Output the entries below exactly as written, omitting pictures.

::::::

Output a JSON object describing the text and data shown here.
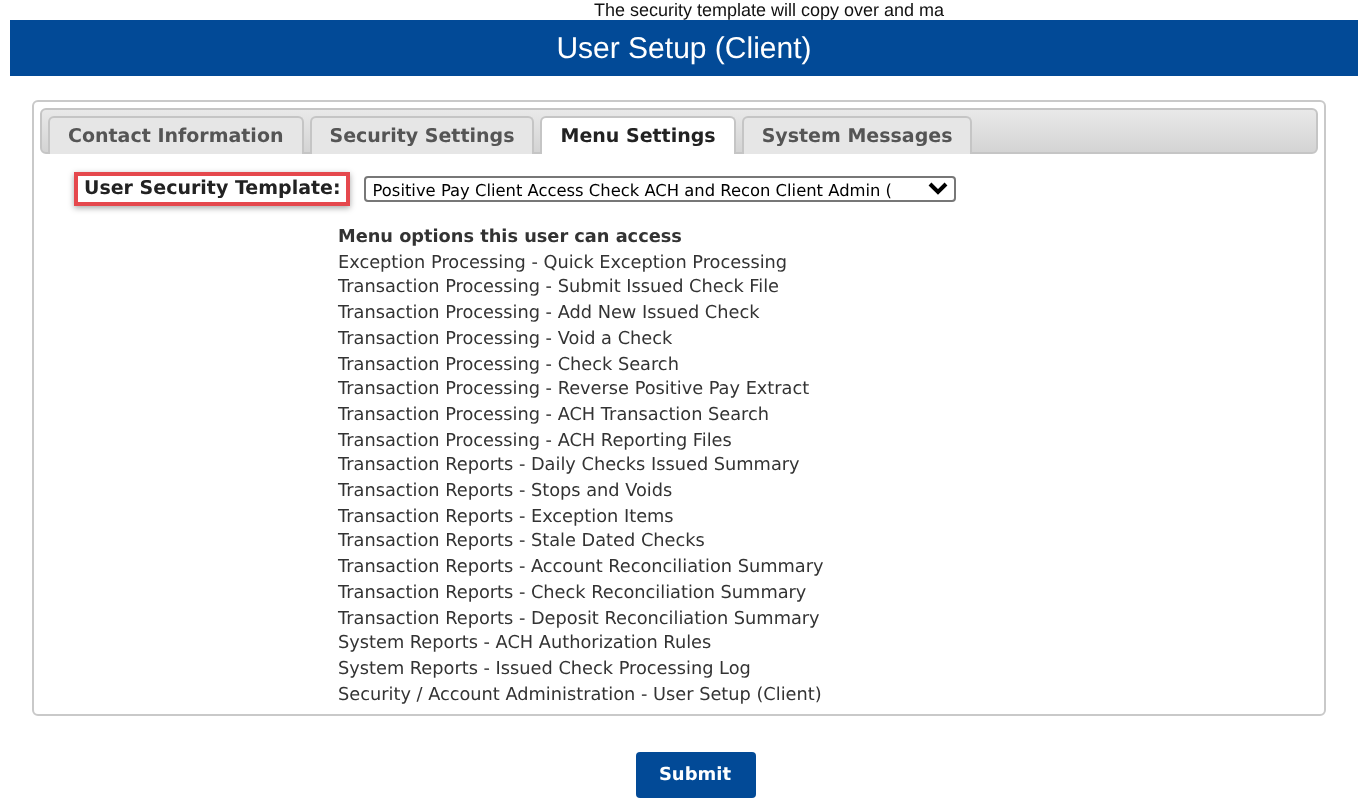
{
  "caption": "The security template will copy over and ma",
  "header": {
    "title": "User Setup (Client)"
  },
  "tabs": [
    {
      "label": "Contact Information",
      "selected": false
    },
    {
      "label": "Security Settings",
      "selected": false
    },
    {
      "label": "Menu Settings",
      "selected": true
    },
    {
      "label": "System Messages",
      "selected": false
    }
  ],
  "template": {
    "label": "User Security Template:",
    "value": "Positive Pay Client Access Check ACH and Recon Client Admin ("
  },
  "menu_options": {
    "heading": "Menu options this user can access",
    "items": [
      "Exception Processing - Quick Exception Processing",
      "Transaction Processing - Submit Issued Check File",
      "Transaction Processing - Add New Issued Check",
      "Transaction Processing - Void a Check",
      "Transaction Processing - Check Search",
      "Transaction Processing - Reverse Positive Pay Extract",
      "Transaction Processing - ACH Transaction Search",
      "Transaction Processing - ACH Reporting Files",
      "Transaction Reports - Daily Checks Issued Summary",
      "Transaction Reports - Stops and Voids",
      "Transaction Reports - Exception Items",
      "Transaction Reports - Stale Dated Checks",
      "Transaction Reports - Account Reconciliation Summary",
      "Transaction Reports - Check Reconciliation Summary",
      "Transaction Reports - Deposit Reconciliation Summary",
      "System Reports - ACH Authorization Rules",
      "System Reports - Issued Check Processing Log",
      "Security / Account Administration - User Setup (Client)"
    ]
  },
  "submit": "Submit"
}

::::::

[SOLUTION TO THE PROBLEM]:
Output a JSON object describing the text and data shown here.
{
  "caption": "The security template will copy over and ma",
  "header": {
    "title": "User Setup (Client)"
  },
  "tabs": [
    {
      "label": "Contact Information",
      "selected": false
    },
    {
      "label": "Security Settings",
      "selected": false
    },
    {
      "label": "Menu Settings",
      "selected": true
    },
    {
      "label": "System Messages",
      "selected": false
    }
  ],
  "template": {
    "label": "User Security Template:",
    "value": "Positive Pay Client Access Check ACH and Recon Client Admin ("
  },
  "menu_options": {
    "heading": "Menu options this user can access",
    "items": [
      "Exception Processing - Quick Exception Processing",
      "Transaction Processing - Submit Issued Check File",
      "Transaction Processing - Add New Issued Check",
      "Transaction Processing - Void a Check",
      "Transaction Processing - Check Search",
      "Transaction Processing - Reverse Positive Pay Extract",
      "Transaction Processing - ACH Transaction Search",
      "Transaction Processing - ACH Reporting Files",
      "Transaction Reports - Daily Checks Issued Summary",
      "Transaction Reports - Stops and Voids",
      "Transaction Reports - Exception Items",
      "Transaction Reports - Stale Dated Checks",
      "Transaction Reports - Account Reconciliation Summary",
      "Transaction Reports - Check Reconciliation Summary",
      "Transaction Reports - Deposit Reconciliation Summary",
      "System Reports - ACH Authorization Rules",
      "System Reports - Issued Check Processing Log",
      "Security / Account Administration - User Setup (Client)"
    ]
  },
  "submit": "Submit"
}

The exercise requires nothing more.